John Lukacs, a marvelous historian, has recently said that one of the reasons why we need to do history is that there is so much bad history out there. And this paragraph is a case in point! Much of what is said here is out and out erroneous, some of it needs nuancing and parts of it are right. It would take a book to respond adequately, and a blog is probably not the best place in engage in developing an adequate response.

But suffice it to say this: the paragraph ends with a very erroneous statement and a very important question. The deeply erroneous statement: “overall they are a heretical minefield.” Wow! There have been some in the past who argued thus, but they were usually ones who disagreed with the Reformation impulse and felt that the entire history of the church between the Apocalypse of John and the Reformation was an utter wasteland. Best to forget it all and start anew.

This was not the view of the Reformers, who felt that the Fathers of the Church could aid them in the Reformation needed in their day. Not that the Reformers believed everything that the Fathers wrote. They tested all against Holy Scripture. But they did believe that the Fathers more often supported them than they did their Roman Catholic opponents.

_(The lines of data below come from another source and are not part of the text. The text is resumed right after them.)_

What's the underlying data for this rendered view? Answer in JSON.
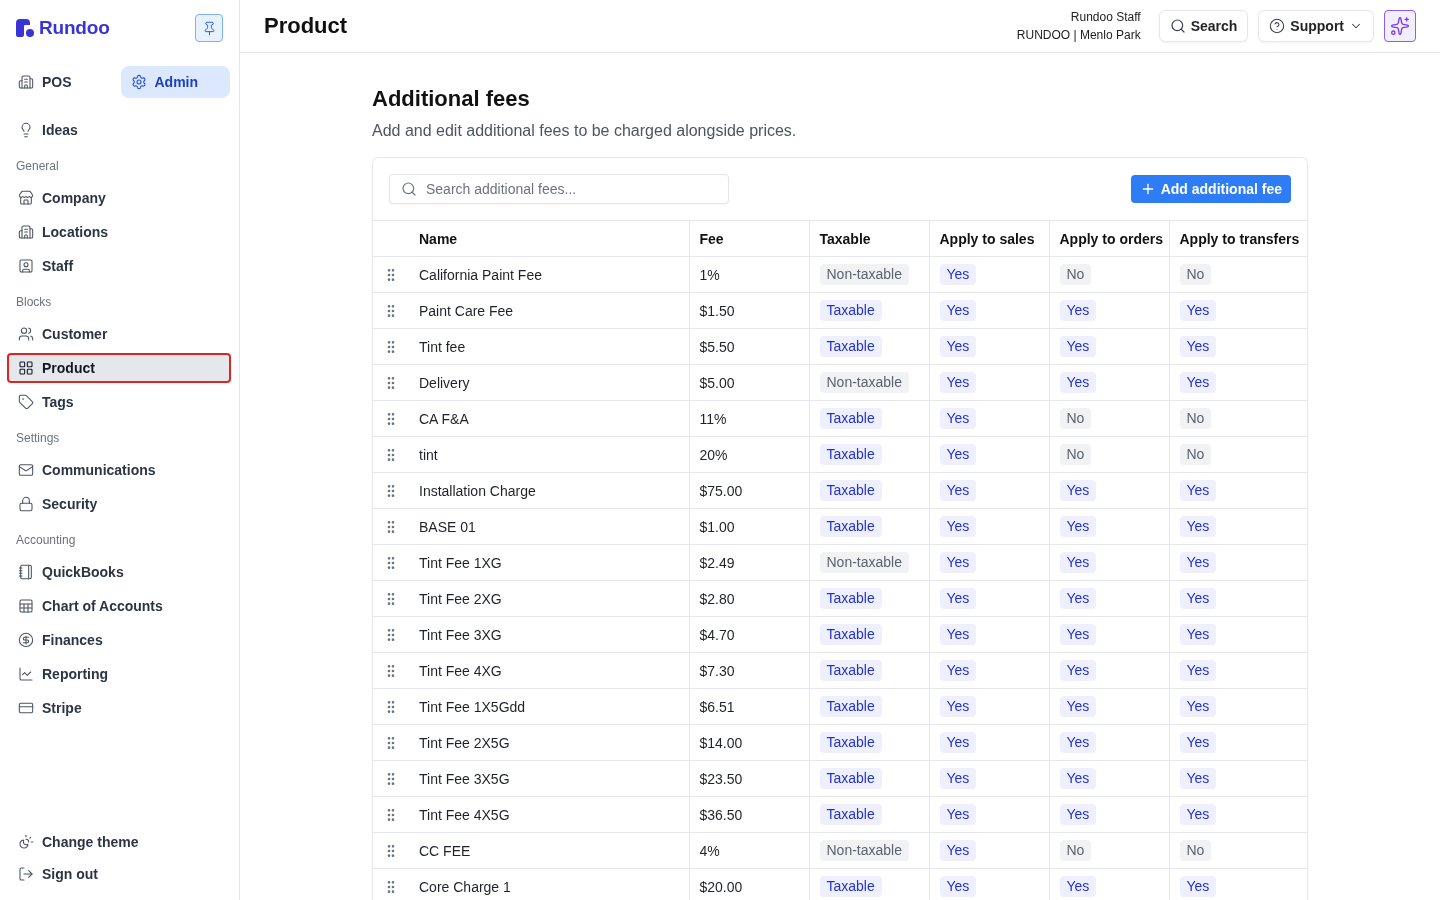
{
  "sidebar": {
    "logo": "Rundoo",
    "modes": [
      {
        "label": "POS",
        "selected": false
      },
      {
        "label": "Admin",
        "selected": true
      }
    ],
    "items": [
      {
        "label": "Ideas",
        "selected": false
      }
    ],
    "sections": [
      {
        "title": "General",
        "items": [
          {
            "label": "Company",
            "selected": false
          },
          {
            "label": "Locations",
            "selected": false
          },
          {
            "label": "Staff",
            "selected": false
          }
        ]
      },
      {
        "title": "Blocks",
        "items": [
          {
            "label": "Customer",
            "selected": false
          },
          {
            "label": "Product",
            "selected": true
          },
          {
            "label": "Tags",
            "selected": false
          }
        ]
      },
      {
        "title": "Settings",
        "items": [
          {
            "label": "Communications",
            "selected": false
          },
          {
            "label": "Security",
            "selected": false
          }
        ]
      },
      {
        "title": "Accounting",
        "items": [
          {
            "label": "QuickBooks",
            "selected": false
          },
          {
            "label": "Chart of Accounts",
            "selected": false
          },
          {
            "label": "Finances",
            "selected": false
          },
          {
            "label": "Reporting",
            "selected": false
          },
          {
            "label": "Stripe",
            "selected": false
          }
        ]
      }
    ],
    "footer_items": [
      {
        "label": "Change theme"
      },
      {
        "label": "Sign out"
      }
    ]
  },
  "header": {
    "title": "Product",
    "user": {
      "name": "Rundoo Staff",
      "location": "RUNDOO | Menlo Park"
    },
    "search_button": "Search",
    "support_button": "Support"
  },
  "page": {
    "title": "Additional fees",
    "subtitle": "Add and edit additional fees to be charged alongside prices.",
    "search": {
      "placeholder": "Search additional fees..."
    },
    "add_button": "Add additional fee"
  },
  "table": {
    "columns": [
      "Name",
      "Fee",
      "Taxable",
      "Apply to sales",
      "Apply to orders",
      "Apply to transfers"
    ],
    "rows": [
      {
        "name": "California Paint Fee",
        "fee": "1%",
        "flags": [
          {
            "text": "Non-taxable",
            "on": false
          },
          {
            "text": "Yes",
            "on": true
          },
          {
            "text": "No",
            "on": false
          },
          {
            "text": "No",
            "on": false
          }
        ]
      },
      {
        "name": "Paint Care Fee",
        "fee": "$1.50",
        "flags": [
          {
            "text": "Taxable",
            "on": true
          },
          {
            "text": "Yes",
            "on": true
          },
          {
            "text": "Yes",
            "on": true
          },
          {
            "text": "Yes",
            "on": true
          }
        ]
      },
      {
        "name": "Tint fee",
        "fee": "$5.50",
        "flags": [
          {
            "text": "Taxable",
            "on": true
          },
          {
            "text": "Yes",
            "on": true
          },
          {
            "text": "Yes",
            "on": true
          },
          {
            "text": "Yes",
            "on": true
          }
        ]
      },
      {
        "name": "Delivery",
        "fee": "$5.00",
        "flags": [
          {
            "text": "Non-taxable",
            "on": false
          },
          {
            "text": "Yes",
            "on": true
          },
          {
            "text": "Yes",
            "on": true
          },
          {
            "text": "Yes",
            "on": true
          }
        ]
      },
      {
        "name": "CA F&A",
        "fee": "11%",
        "flags": [
          {
            "text": "Taxable",
            "on": true
          },
          {
            "text": "Yes",
            "on": true
          },
          {
            "text": "No",
            "on": false
          },
          {
            "text": "No",
            "on": false
          }
        ]
      },
      {
        "name": "tint",
        "fee": "20%",
        "flags": [
          {
            "text": "Taxable",
            "on": true
          },
          {
            "text": "Yes",
            "on": true
          },
          {
            "text": "No",
            "on": false
          },
          {
            "text": "No",
            "on": false
          }
        ]
      },
      {
        "name": "Installation Charge",
        "fee": "$75.00",
        "flags": [
          {
            "text": "Taxable",
            "on": true
          },
          {
            "text": "Yes",
            "on": true
          },
          {
            "text": "Yes",
            "on": true
          },
          {
            "text": "Yes",
            "on": true
          }
        ]
      },
      {
        "name": "BASE 01",
        "fee": "$1.00",
        "flags": [
          {
            "text": "Taxable",
            "on": true
          },
          {
            "text": "Yes",
            "on": true
          },
          {
            "text": "Yes",
            "on": true
          },
          {
            "text": "Yes",
            "on": true
          }
        ]
      },
      {
        "name": "Tint Fee 1XG",
        "fee": "$2.49",
        "flags": [
          {
            "text": "Non-taxable",
            "on": false
          },
          {
            "text": "Yes",
            "on": true
          },
          {
            "text": "Yes",
            "on": true
          },
          {
            "text": "Yes",
            "on": true
          }
        ]
      },
      {
        "name": "Tint Fee 2XG",
        "fee": "$2.80",
        "flags": [
          {
            "text": "Taxable",
            "on": true
          },
          {
            "text": "Yes",
            "on": true
          },
          {
            "text": "Yes",
            "on": true
          },
          {
            "text": "Yes",
            "on": true
          }
        ]
      },
      {
        "name": "Tint Fee 3XG",
        "fee": "$4.70",
        "flags": [
          {
            "text": "Taxable",
            "on": true
          },
          {
            "text": "Yes",
            "on": true
          },
          {
            "text": "Yes",
            "on": true
          },
          {
            "text": "Yes",
            "on": true
          }
        ]
      },
      {
        "name": "Tint Fee 4XG",
        "fee": "$7.30",
        "flags": [
          {
            "text": "Taxable",
            "on": true
          },
          {
            "text": "Yes",
            "on": true
          },
          {
            "text": "Yes",
            "on": true
          },
          {
            "text": "Yes",
            "on": true
          }
        ]
      },
      {
        "name": "Tint Fee 1X5Gdd",
        "fee": "$6.51",
        "flags": [
          {
            "text": "Taxable",
            "on": true
          },
          {
            "text": "Yes",
            "on": true
          },
          {
            "text": "Yes",
            "on": true
          },
          {
            "text": "Yes",
            "on": true
          }
        ]
      },
      {
        "name": "Tint Fee 2X5G",
        "fee": "$14.00",
        "flags": [
          {
            "text": "Taxable",
            "on": true
          },
          {
            "text": "Yes",
            "on": true
          },
          {
            "text": "Yes",
            "on": true
          },
          {
            "text": "Yes",
            "on": true
          }
        ]
      },
      {
        "name": "Tint Fee 3X5G",
        "fee": "$23.50",
        "flags": [
          {
            "text": "Taxable",
            "on": true
          },
          {
            "text": "Yes",
            "on": true
          },
          {
            "text": "Yes",
            "on": true
          },
          {
            "text": "Yes",
            "on": true
          }
        ]
      },
      {
        "name": "Tint Fee 4X5G",
        "fee": "$36.50",
        "flags": [
          {
            "text": "Taxable",
            "on": true
          },
          {
            "text": "Yes",
            "on": true
          },
          {
            "text": "Yes",
            "on": true
          },
          {
            "text": "Yes",
            "on": true
          }
        ]
      },
      {
        "name": "CC FEE",
        "fee": "4%",
        "flags": [
          {
            "text": "Non-taxable",
            "on": false
          },
          {
            "text": "Yes",
            "on": true
          },
          {
            "text": "No",
            "on": false
          },
          {
            "text": "No",
            "on": false
          }
        ]
      },
      {
        "name": "Core Charge 1",
        "fee": "$20.00",
        "flags": [
          {
            "text": "Taxable",
            "on": true
          },
          {
            "text": "Yes",
            "on": true
          },
          {
            "text": "Yes",
            "on": true
          },
          {
            "text": "Yes",
            "on": true
          }
        ]
      }
    ]
  }
}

The question: “why seek them out?” Because the Reformers like Calvin and Cranmer and Knox believed that the Fathers were important witnesses to biblical truth and they bore witness to the grace of God at work in the Church.